If you hire a private nurse that you know is going to be working with a sick loved one at least relatively long-term, then this gives the patient the opportunity to bond on a deeper level with the person who cares for them daily. Instead of a stranger entering their lives and inserting themselves into their private health issues, it will feel more like a friend.
We all know that a happy patient is a healthy patient. All surrounding conditions should be adjusted to make them feel as comfortable and stress-free as possible. This means providing health professionals that the patient can get to know and like.

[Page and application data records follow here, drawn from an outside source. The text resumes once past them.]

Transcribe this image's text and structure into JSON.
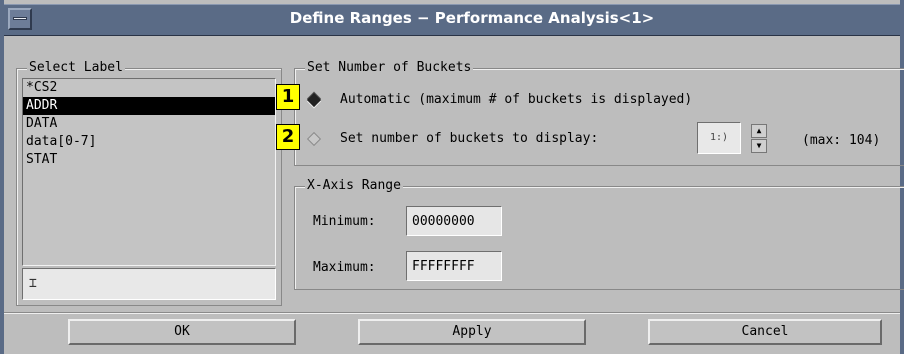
{
  "window": {
    "title": "Define Ranges − Performance Analysis<1>"
  },
  "select_label": {
    "legend": "Select Label",
    "items": [
      {
        "label": "*CS2",
        "selected": false
      },
      {
        "label": "ADDR",
        "selected": true
      },
      {
        "label": "DATA",
        "selected": false
      },
      {
        "label": "data[0-7]",
        "selected": false
      },
      {
        "label": "STAT",
        "selected": false
      }
    ],
    "input_value": ""
  },
  "buckets": {
    "legend": "Set Number of Buckets",
    "badge_1": "1",
    "badge_2": "2",
    "option_automatic": "Automatic (maximum # of buckets is displayed)",
    "option_set": "Set number of buckets to display:",
    "count_value": "1:)",
    "max_label": "(max: 104)",
    "selected_option": "automatic"
  },
  "x_axis": {
    "legend": "X-Axis Range",
    "minimum_label": "Minimum:",
    "minimum_value": "00000000",
    "maximum_label": "Maximum:",
    "maximum_value": "FFFFFFFF"
  },
  "buttons": {
    "ok": "OK",
    "apply": "Apply",
    "cancel": "Cancel"
  },
  "colors": {
    "titlebar": "#5a6b86",
    "background": "#bdbdbd",
    "badge": "#ffff00",
    "selection": "#000000"
  }
}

If money is an issue—since nothing in the medical field is ever really cheap—talk to your insurance company and see how they might be able to help you. Also talk to both your nurse and an aide to see what responsibilities the aide might be able to handle, since they generally charge a cheaper hourly rate. There are ways around the financial barriers; you just have to look. Don’t burden yourself with trying to handle the medical needs of your loved one; leave it to the professionals and do a world of good for yourself and the person who is in need of care!
Susan Bunch writes for health and education sites. You can learn more about schools that offer Accelerated BSN Degree Programs on the internet.